Avoid suspension. Fix automatic payments within 30 days of a failed G Suite payment or your service will be suspended.
Is your G Suite service already suspended? Figure out why your payment failed, as described here. If necessary, fix the problem with your bank or credit card company. Then follow steps at Fix payments to lift a billing suspension.
Here are common reasons payments fail and how to fix them:Credit card limits
Why your payment might have failed
- Your credit card limit was reached (insufficient funds)
Check your credit limit. You might have reached your daily or total credit card limit on the day we tried to charge your card. If this is the case, ask your credit card company to increase your limit. Or switch automatic payments to a card with a higher limit.
- The charge exceeded the maximum amount allowed for a single charge
Check the maximum amount your card can be charged at a single time. If the declined charge is higher than this amount, ask your credit card company to increase the limit. Or switch automatic payments to a card.
- Your card reached the maximum number of charges allowed in a period:
Check how many times your card can be charged in given time period. If you reached this amount, ask your bank to increase the limit, wait until your card can be charged again, or make a one-time payment with a different payment method.
- Your card doesn't accept charges from an online source
Make sure your card allows online transactions. If it doesn't, talk to your credit card company about allowing these charges. Or switch automatic payments to another card.
- Your card doesn't allow automated billing
Ask your credit card company whether they allow automated billing, or if they can occasionally call you to verify a charge. If they can't, switch automatic payments to another card.
- Your card doesn't allow international transactions
If you're making payments from outside the US, make sure your card accepts international charges. If it doesn't, switch automatic payments to another card.
If the problem isn't likely to happen again, you can make a one-time payment to cover the charge.
If none of these solutions works, contact us for help.
Why your payment might have failed
- Wrong expiration date: Review the expiration date on your credit card. If your card expired, update the expiration date in your Billing settings.
- Wrong credit card number: If you think you might have entered the wrong credit card number, or if the card number changed, add the card again as a new payment method. (You can't update the number of an existing credit card in your Billing settings.)
- Billing address or phone number: Make sure that the telephone number and billing address you gave for your credit card match those that your credit card company has.
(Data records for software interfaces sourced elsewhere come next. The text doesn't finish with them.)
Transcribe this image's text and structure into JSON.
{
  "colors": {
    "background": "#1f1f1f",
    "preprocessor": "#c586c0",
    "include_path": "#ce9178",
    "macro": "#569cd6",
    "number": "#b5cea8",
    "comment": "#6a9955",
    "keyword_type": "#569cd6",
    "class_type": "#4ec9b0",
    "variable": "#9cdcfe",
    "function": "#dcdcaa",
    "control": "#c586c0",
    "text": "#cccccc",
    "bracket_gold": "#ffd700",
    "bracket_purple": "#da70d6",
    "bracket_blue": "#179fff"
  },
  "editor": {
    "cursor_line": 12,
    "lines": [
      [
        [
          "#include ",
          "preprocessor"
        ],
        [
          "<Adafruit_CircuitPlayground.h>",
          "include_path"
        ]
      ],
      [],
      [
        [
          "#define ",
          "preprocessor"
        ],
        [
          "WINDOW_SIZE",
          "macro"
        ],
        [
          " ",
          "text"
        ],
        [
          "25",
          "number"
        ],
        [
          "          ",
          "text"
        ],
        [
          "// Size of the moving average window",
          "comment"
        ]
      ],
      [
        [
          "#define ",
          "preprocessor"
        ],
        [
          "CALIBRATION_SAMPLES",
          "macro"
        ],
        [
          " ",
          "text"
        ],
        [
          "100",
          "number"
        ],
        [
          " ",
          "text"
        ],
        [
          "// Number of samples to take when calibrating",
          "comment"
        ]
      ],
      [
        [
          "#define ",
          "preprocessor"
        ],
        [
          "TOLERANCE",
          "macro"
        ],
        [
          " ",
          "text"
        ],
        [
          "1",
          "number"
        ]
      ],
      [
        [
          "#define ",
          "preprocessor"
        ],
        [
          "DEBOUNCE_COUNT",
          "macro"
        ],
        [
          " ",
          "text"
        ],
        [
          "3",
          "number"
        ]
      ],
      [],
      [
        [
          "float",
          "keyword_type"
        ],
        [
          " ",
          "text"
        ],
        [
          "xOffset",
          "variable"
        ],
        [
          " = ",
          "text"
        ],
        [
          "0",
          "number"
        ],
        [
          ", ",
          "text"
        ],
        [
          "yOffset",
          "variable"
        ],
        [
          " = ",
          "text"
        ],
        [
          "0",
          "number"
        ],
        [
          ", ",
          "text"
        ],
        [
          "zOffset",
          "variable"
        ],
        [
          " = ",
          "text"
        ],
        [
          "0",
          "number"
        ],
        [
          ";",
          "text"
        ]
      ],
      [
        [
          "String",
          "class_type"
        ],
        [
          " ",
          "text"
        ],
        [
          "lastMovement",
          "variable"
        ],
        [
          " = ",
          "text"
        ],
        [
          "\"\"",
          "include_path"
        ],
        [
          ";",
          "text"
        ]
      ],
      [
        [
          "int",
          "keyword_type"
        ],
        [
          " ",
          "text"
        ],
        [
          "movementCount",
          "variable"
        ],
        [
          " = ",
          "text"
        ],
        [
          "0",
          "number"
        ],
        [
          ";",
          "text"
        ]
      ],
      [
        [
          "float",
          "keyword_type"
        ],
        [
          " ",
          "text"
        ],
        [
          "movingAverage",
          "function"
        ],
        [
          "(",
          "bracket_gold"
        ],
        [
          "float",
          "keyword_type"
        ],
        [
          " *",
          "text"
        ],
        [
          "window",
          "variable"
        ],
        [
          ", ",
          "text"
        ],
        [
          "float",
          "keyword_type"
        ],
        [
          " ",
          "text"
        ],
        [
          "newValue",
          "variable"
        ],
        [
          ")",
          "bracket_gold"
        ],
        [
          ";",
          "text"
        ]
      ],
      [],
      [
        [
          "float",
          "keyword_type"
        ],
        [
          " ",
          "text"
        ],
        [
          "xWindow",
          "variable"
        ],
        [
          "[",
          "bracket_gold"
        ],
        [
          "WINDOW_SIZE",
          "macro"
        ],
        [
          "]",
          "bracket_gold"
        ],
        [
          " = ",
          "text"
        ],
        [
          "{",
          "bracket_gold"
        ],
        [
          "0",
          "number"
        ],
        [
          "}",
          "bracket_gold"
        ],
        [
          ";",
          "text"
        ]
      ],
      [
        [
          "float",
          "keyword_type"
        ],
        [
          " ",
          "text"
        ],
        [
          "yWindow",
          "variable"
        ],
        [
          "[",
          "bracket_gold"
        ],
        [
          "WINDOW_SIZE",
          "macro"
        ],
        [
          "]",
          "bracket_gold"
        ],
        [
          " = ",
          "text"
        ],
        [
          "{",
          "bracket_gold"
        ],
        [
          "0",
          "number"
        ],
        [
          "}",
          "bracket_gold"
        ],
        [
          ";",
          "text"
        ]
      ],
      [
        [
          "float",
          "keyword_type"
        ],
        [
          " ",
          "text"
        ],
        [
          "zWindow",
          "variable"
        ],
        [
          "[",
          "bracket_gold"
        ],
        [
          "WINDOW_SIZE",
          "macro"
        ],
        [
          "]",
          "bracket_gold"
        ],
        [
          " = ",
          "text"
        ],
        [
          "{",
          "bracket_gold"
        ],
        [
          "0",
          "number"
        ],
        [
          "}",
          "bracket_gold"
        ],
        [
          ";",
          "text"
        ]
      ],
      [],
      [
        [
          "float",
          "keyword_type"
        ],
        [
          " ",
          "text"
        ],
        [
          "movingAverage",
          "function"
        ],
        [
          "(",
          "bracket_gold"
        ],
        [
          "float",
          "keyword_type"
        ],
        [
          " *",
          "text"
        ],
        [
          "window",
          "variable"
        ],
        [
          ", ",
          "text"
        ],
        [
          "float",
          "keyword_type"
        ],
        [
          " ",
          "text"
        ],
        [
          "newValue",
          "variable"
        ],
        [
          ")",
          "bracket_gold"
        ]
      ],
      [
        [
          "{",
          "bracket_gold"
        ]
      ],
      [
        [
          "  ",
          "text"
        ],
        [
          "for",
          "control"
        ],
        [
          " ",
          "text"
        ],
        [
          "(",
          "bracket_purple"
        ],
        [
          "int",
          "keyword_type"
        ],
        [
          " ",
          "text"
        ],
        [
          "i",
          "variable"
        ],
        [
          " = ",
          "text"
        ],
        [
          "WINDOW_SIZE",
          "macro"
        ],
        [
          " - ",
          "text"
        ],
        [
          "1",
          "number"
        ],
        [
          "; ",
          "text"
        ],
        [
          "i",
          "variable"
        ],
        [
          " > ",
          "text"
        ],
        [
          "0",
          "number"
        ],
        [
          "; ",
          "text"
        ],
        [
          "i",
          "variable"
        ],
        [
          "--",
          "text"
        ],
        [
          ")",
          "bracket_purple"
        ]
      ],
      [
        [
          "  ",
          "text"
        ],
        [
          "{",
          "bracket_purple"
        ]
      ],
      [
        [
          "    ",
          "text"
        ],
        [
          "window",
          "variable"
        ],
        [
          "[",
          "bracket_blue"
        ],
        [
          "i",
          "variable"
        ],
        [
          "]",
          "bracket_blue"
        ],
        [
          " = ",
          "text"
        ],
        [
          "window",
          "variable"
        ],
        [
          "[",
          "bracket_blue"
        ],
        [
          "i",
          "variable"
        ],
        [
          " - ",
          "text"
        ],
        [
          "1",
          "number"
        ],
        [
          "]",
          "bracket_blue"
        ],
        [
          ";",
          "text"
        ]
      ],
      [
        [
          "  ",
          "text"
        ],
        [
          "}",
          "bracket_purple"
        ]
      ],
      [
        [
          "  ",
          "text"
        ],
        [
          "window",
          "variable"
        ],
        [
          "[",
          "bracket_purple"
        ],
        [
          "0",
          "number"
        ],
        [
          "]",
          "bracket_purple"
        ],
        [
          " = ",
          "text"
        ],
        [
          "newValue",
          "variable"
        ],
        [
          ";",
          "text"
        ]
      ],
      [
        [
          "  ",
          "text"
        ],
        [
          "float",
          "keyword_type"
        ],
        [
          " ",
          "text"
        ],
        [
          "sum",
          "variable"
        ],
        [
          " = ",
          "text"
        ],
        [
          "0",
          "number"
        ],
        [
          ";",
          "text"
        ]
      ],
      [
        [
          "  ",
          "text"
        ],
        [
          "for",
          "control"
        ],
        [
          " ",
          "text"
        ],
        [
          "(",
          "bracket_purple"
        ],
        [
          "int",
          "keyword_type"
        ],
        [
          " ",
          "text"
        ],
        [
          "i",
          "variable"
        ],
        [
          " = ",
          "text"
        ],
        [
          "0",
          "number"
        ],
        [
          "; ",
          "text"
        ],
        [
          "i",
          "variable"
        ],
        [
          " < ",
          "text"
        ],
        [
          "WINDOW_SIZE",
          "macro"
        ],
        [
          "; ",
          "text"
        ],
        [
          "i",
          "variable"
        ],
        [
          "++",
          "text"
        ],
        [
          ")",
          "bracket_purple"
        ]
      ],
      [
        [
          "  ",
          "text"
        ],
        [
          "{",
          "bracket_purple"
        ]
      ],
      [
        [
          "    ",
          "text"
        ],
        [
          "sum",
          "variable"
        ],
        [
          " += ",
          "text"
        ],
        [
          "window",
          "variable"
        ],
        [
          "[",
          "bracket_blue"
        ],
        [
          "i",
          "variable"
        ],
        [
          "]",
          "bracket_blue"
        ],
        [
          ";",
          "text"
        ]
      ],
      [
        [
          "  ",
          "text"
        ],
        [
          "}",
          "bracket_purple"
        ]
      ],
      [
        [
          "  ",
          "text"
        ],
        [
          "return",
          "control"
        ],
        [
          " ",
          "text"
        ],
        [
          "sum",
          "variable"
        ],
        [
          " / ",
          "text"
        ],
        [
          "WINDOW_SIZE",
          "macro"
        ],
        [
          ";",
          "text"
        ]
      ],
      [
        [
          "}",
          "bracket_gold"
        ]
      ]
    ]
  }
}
Either update credit card details in your Billing settings. Or ask your credit card company to change the address and phone number associated with your card.
Here are the most common reasons for declined automatic bank account payments:
- Insufficient funds: Make sure that your bank account has enough money to cover the charge.
- Bank details: Make sure that the bank account number and bank name you provided in your Billing settings are correct.
- Billing address: Check the billing address you entered for your bank account in your Billings settings. For payments to succeed, this address must exactly match the address your bank has on file.
If you have enough funds and your bank details and billing address are correct, contact your bank to learn why your payment was declined.